Butterflies fluttered, ladybugs buzzed and fairies danced in celebration of the coronation of the dragonfly queen and king. Mischievous elves and bumblebees navigated around colorfully painted mushrooms and flowers.
“I was nervous about getting on stage, but you just have so much adrenaline when you get up there that you want to perform well,” said Lauren Van Vleet, who played the queen.
This year’s performance marked several hours of hard work, as much as 24 hours a week of practice for students such as Natalie Krakirian, who has danced with the school since she was 3.
“This recital not only showed me how much my technique has improved but also really allowed me to get into my character, an evil spider,” said Krakirian, who has received worldwide acclaim for her dancing. “It is one thing for someone to look at you and say, ‘Oh she is pretty,’ but when you actually emote to the audience, it is a whole different experience.”
As an evil spider, Krakirian moved along the stage trying to eat bugs and sabotage the coronation of the queen.
Watching the students dance on the auditorium’s large stage was a joy to see, said Lisa Sutton, the school’s founder and director.
“Our studio is tiny, so seeing my students perform on this 1,800-square-feet stage is just amazing,” she said. “I feel very accomplished when I sit up in the light booth and see them dancing their hearts out.”

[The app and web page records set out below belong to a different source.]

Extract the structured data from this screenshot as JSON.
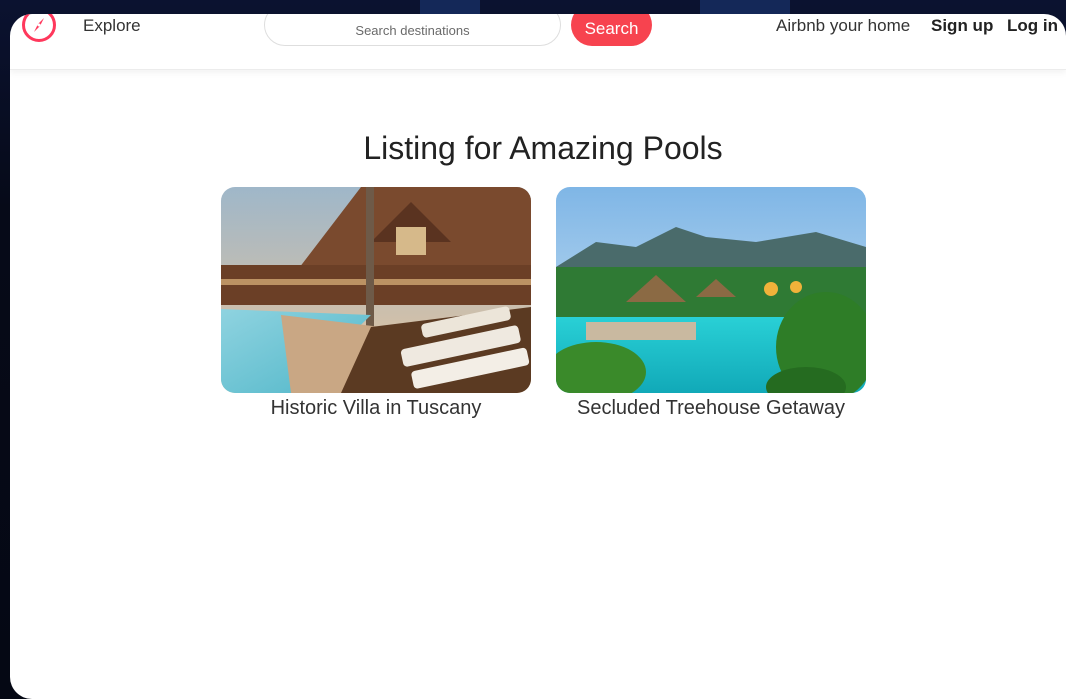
{
  "navbar": {
    "logo_icon": "compass-icon",
    "explore_label": "Explore",
    "search_placeholder": "Search destinations",
    "search_button_label": "Search",
    "host_link": "Airbnb your home",
    "signup_link": "Sign up",
    "login_link": "Log in"
  },
  "colors": {
    "accent": "#f7434f",
    "logo": "#ff385c",
    "text": "#222222"
  },
  "main": {
    "title": "Listing for Amazing Pools",
    "listings": [
      {
        "title": "Historic Villa in Tuscany",
        "image": "villa-pool-photo"
      },
      {
        "title": "Secluded Treehouse Getaway",
        "image": "tropical-pool-photo"
      }
    ]
  }
}
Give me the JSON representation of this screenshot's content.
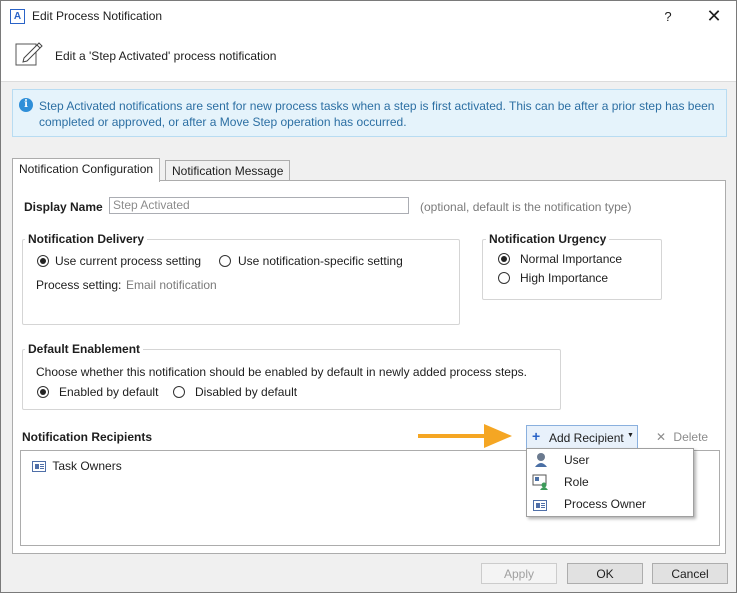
{
  "window": {
    "title": "Edit Process Notification",
    "app_icon_letter": "A",
    "help_label": "?",
    "close_label": "✕"
  },
  "header": {
    "text": "Edit a 'Step Activated' process notification"
  },
  "info_banner": {
    "text": "Step Activated notifications are sent for new process tasks when a step is first activated. This can be after a prior step has been completed or approved, or after a Move Step operation has occurred."
  },
  "tabs": [
    {
      "label": "Notification Configuration",
      "active": true
    },
    {
      "label": "Notification Message",
      "active": false
    }
  ],
  "display_name": {
    "label": "Display Name",
    "value": "Step Activated",
    "hint": "(optional, default is the notification type)"
  },
  "delivery": {
    "legend": "Notification Delivery",
    "option_current": "Use current process setting",
    "option_specific": "Use notification-specific setting",
    "selected": "current",
    "process_setting_label": "Process setting:",
    "process_setting_value": "Email notification"
  },
  "urgency": {
    "legend": "Notification Urgency",
    "option_normal": "Normal Importance",
    "option_high": "High Importance",
    "selected": "normal"
  },
  "enablement": {
    "legend": "Default Enablement",
    "description": "Choose whether this notification should be enabled by default in newly added process steps.",
    "option_enabled": "Enabled by default",
    "option_disabled": "Disabled by default",
    "selected": "enabled"
  },
  "recipients": {
    "label": "Notification Recipients",
    "add_label": "Add Recipient",
    "delete_label": "Delete",
    "items": [
      {
        "label": "Task Owners",
        "icon": "id-card-icon"
      }
    ],
    "menu": [
      {
        "label": "User",
        "icon": "user-icon"
      },
      {
        "label": "Role",
        "icon": "role-icon"
      },
      {
        "label": "Process Owner",
        "icon": "id-card-icon"
      }
    ]
  },
  "footer": {
    "apply_label": "Apply",
    "ok_label": "OK",
    "cancel_label": "Cancel"
  },
  "colors": {
    "accent": "#2f8fd8",
    "arrow": "#f5a623",
    "info_text": "#2c6fa3",
    "info_bg": "#e5f3fb"
  }
}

The performance was both a happy celebration of the school’s 10-year anniversary and of the departure of several students for the summer. Jeremy Zapanta, who played the dragonfly king, will attend the American Academy of Ballet in New York City on a scholarship, and others will participate in the State Street Ballet in Santa Barbara.
“Dancing at this year’s performance made me realize how I have matured and grown as a dancer,” Zapanta said. “I didn’t know what I was doing when I started at the school.”
Audience members like John and Diane McManus clapped and cheered as the performers bowed, proud of the dedication and mastery the dancers brought to the stage.
“This is the most professional dance group I have ever seen,” said Diane McManus, whose granddaughter has been dancing with the school for the past seven years. “They grow more and more and have blossomed into gorgeous dancers.”